“The worst thing you could do to Kenny is say, ‘I want you to keep your mouth shut and you can’t be around the other guys,’ because he loved his teammates. He loved to socialize with them,” Cameron said.
“To me, this is what sums up Ken Griffey as far as the way he saw himself. The situation was that I had been getting a lot of inquiries from the pros about his health and what type of personality he had, so I had pretty much daily contact with Ken his senior year.
“I remember I stopped and said, ‘Kenny, we have never discussed this. We know about the professional part of it, but are you interested in college? Because I’m sure all we’ve got to do is get on the phone and you could name the college, and I’m sure they would pick up.’
“He turned and looked at me, and he thought that was the strangest question I could ever ask. He said, ‘Coach, I was born to play baseball.’ It wasn’t bragging. It was just like a lawyer’s son saying, ‘Hey, I think I’ll be a lawyer.’ I thought, ‘My gosh, this kid’s smarter than all of us. He’s knows where he’s been gifted, and that’s what he’s going to do.’ ”
Some facts from Griffey’s high school years:
• He homered a school-record three times in a 1987 game against Fairmont. He shares the record for most runs scored in a game (five against La Salle in 1986) with Mike Olexa, who did it twice.
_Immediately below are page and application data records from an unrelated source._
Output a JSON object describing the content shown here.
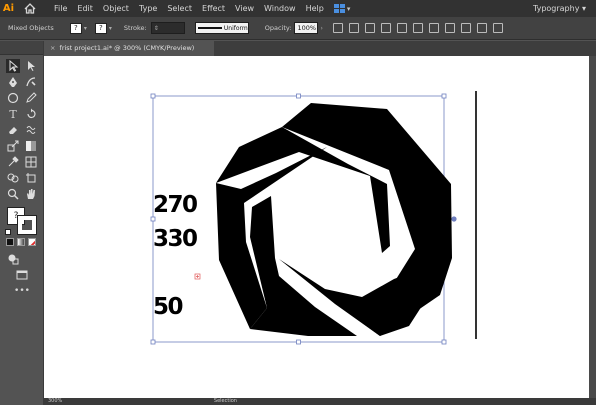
{
  "app": {
    "logo": "Ai",
    "menus": [
      "File",
      "Edit",
      "Object",
      "Type",
      "Select",
      "Effect",
      "View",
      "Window",
      "Help"
    ],
    "workspace": "Typography"
  },
  "control_bar": {
    "selection": "Mixed Objects",
    "stroke_label": "Stroke:",
    "stroke_value": "",
    "profile": "Uniform",
    "opacity_label": "Opacity:",
    "opacity_value": "100%"
  },
  "document": {
    "tab_title": "frist project1.ai* @ 300% (CMYK/Preview)",
    "close_glyph": "×"
  },
  "artwork": {
    "labels": [
      "270",
      "330",
      "50"
    ],
    "fill_color": "#000000",
    "selection_color": "#6f7fbf",
    "center_marker_color": "#e05a5a"
  },
  "status": {
    "zoom": "300%",
    "tool": "Selection"
  },
  "colors": {
    "chrome_dark": "#323232",
    "chrome_mid": "#424242",
    "panel": "#535353",
    "canvas": "#ffffff"
  },
  "tools": [
    "selection-tool",
    "direct-selection-tool",
    "pen-tool",
    "curvature-tool",
    "ellipse-tool",
    "pencil-tool",
    "type-tool",
    "rotate-tool",
    "eraser-tool",
    "warp-tool",
    "scale-tool",
    "gradient-tool",
    "eyedropper-tool",
    "mesh-tool",
    "shape-builder-tool",
    "artboard-tool",
    "zoom-tool",
    "hand-tool"
  ]
}
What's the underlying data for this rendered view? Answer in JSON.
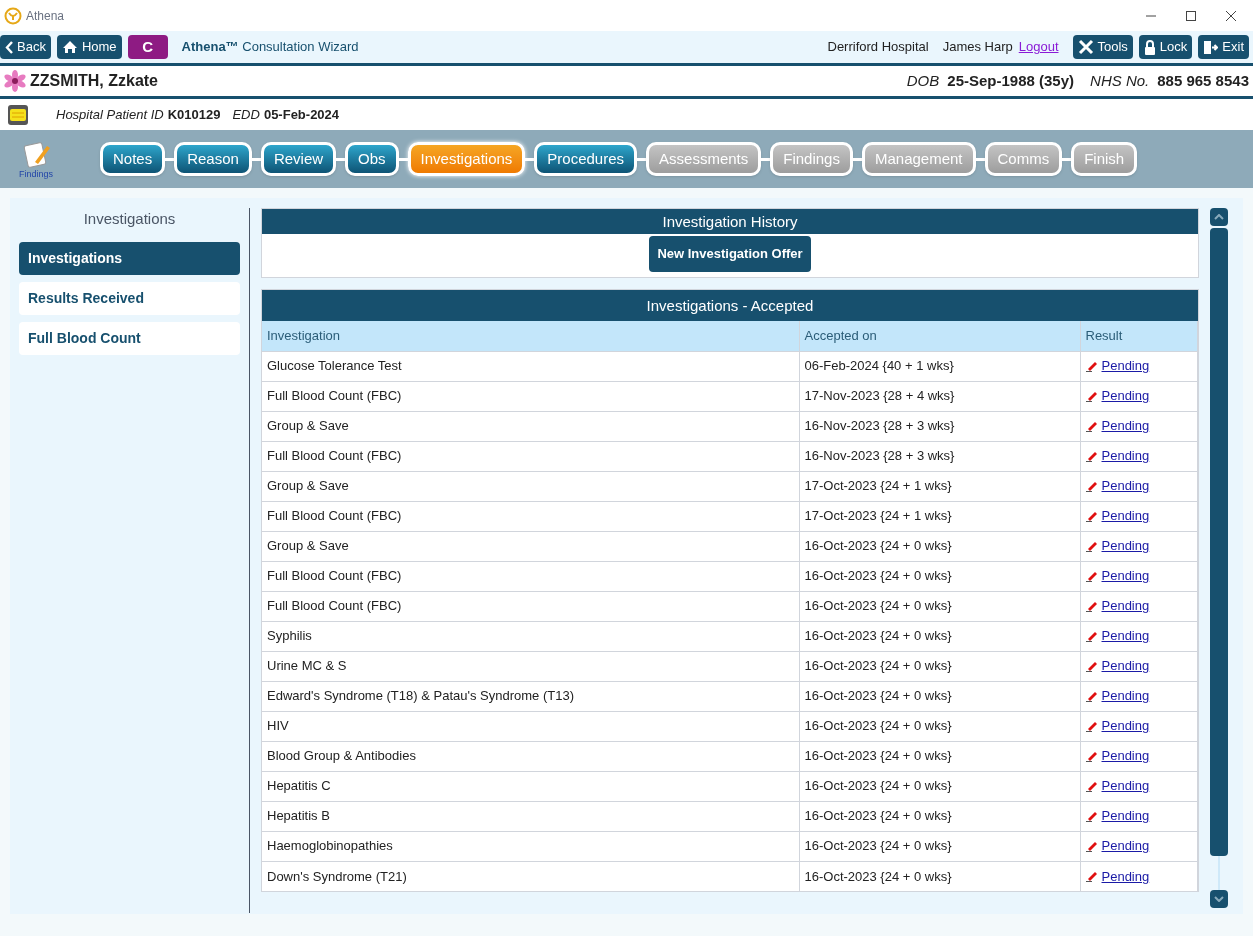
{
  "window": {
    "title": "Athena"
  },
  "toolbar": {
    "buttons": [
      {
        "kind": "back",
        "label": "Back"
      },
      {
        "kind": "home",
        "label": "Home"
      },
      {
        "kind": "consult",
        "label": "C"
      }
    ],
    "app_name": "Athena™",
    "app_subtitle": "Consultation Wizard",
    "hospital": "Derriford Hospital",
    "user": "James Harp",
    "logout": "Logout",
    "right_buttons": [
      {
        "kind": "tools",
        "label": "Tools"
      },
      {
        "kind": "lock",
        "label": "Lock"
      },
      {
        "kind": "exit",
        "label": "Exit"
      }
    ]
  },
  "patient": {
    "name": "ZZSMITH, Zzkate",
    "dob_label": "DOB",
    "dob": "25-Sep-1988 (35y)",
    "nhs_label": "NHS No.",
    "nhs": "885 965 8543",
    "id_label": "Hospital Patient ID",
    "id": "K010129",
    "edd_label": "EDD",
    "edd": "05-Feb-2024"
  },
  "wizard": {
    "icon_label": "Findings",
    "steps": [
      {
        "label": "Notes",
        "enabled": true,
        "selected": false
      },
      {
        "label": "Reason",
        "enabled": true,
        "selected": false
      },
      {
        "label": "Review",
        "enabled": true,
        "selected": false
      },
      {
        "label": "Obs",
        "enabled": true,
        "selected": false
      },
      {
        "label": "Investigations",
        "enabled": true,
        "selected": true
      },
      {
        "label": "Procedures",
        "enabled": true,
        "selected": false
      },
      {
        "label": "Assessments",
        "enabled": false,
        "selected": false
      },
      {
        "label": "Findings",
        "enabled": false,
        "selected": false
      },
      {
        "label": "Management",
        "enabled": false,
        "selected": false
      },
      {
        "label": "Comms",
        "enabled": false,
        "selected": false
      },
      {
        "label": "Finish",
        "enabled": false,
        "selected": false
      }
    ]
  },
  "sidebar": {
    "title": "Investigations",
    "items": [
      {
        "label": "Investigations",
        "selected": true
      },
      {
        "label": "Results Received",
        "selected": false
      },
      {
        "label": "Full Blood Count",
        "selected": false
      }
    ]
  },
  "history": {
    "title": "Investigation History",
    "button": "New Investigation Offer"
  },
  "table": {
    "title": "Investigations - Accepted",
    "columns": [
      "Investigation",
      "Accepted on",
      "Result"
    ],
    "rows": [
      [
        "Glucose Tolerance Test",
        "06-Feb-2024 {40 + 1 wks}",
        "Pending"
      ],
      [
        "Full Blood Count (FBC)",
        "17-Nov-2023 {28 + 4 wks}",
        "Pending"
      ],
      [
        "Group & Save",
        "16-Nov-2023 {28 + 3 wks}",
        "Pending"
      ],
      [
        "Full Blood Count (FBC)",
        "16-Nov-2023 {28 + 3 wks}",
        "Pending"
      ],
      [
        "Group & Save",
        "17-Oct-2023 {24 + 1 wks}",
        "Pending"
      ],
      [
        "Full Blood Count (FBC)",
        "17-Oct-2023 {24 + 1 wks}",
        "Pending"
      ],
      [
        "Group & Save",
        "16-Oct-2023 {24 + 0 wks}",
        "Pending"
      ],
      [
        "Full Blood Count (FBC)",
        "16-Oct-2023 {24 + 0 wks}",
        "Pending"
      ],
      [
        "Full Blood Count (FBC)",
        "16-Oct-2023 {24 + 0 wks}",
        "Pending"
      ],
      [
        "Syphilis",
        "16-Oct-2023 {24 + 0 wks}",
        "Pending"
      ],
      [
        "Urine MC & S",
        "16-Oct-2023 {24 + 0 wks}",
        "Pending"
      ],
      [
        "Edward's Syndrome (T18) & Patau's Syndrome (T13)",
        "16-Oct-2023 {24 + 0 wks}",
        "Pending"
      ],
      [
        "HIV",
        "16-Oct-2023 {24 + 0 wks}",
        "Pending"
      ],
      [
        "Blood Group & Antibodies",
        "16-Oct-2023 {24 + 0 wks}",
        "Pending"
      ],
      [
        "Hepatitis C",
        "16-Oct-2023 {24 + 0 wks}",
        "Pending"
      ],
      [
        "Hepatitis B",
        "16-Oct-2023 {24 + 0 wks}",
        "Pending"
      ],
      [
        "Haemoglobinopathies",
        "16-Oct-2023 {24 + 0 wks}",
        "Pending"
      ],
      [
        "Down's Syndrome (T21)",
        "16-Oct-2023 {24 + 0 wks}",
        "Pending"
      ]
    ]
  }
}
• He was the Gatorade Ohio Player of the Year in 1987. Willie Banks, a pitcher from Jersey City, N.J., was Gatorade’s National Player of the Year.
• He did a little pitching when he wasn’t patrolling center field.
“He would’ve been really good at it if he really wanted to pitch,” Cameron said. “He had done it at an earlier age, back when he was 12, 13, 14. But he decided he just wanted to play center field. He threw hard and had a wicked curve, but really didn’t want to dedicate the time to pitching and all the finer points of it.”
• His teams never won a Greater Catholic League championship, finishing second twice. The Crusaders went 21-9 and were district runners-up in 1986. They were 14-10 and didn’t make it out of the sectional in 1987.
• He lived in the Beckett Ridge area in West Chester.
“The first time I saw him play was in a Moeller uniform, but I had heard about him back when he was in the seventh and eighth grade from his summer coach, Barry Strasser,” Cameron said. “Barry had Moeller connections, and he’s really the one who put it in Mrs. Griffey’s thoughts about sending him to Moeller. He would’ve gone to Lakota.”
• He was an average student.
“He was Cs and an occasional B, but you could tell that he knew where his life journeys were going,” Cameron said. “I think he understood clearly that he was gifted with exceptional talent. That’s all he was around. When he would go home, George Foster might be in the living room. It was just all baseball.”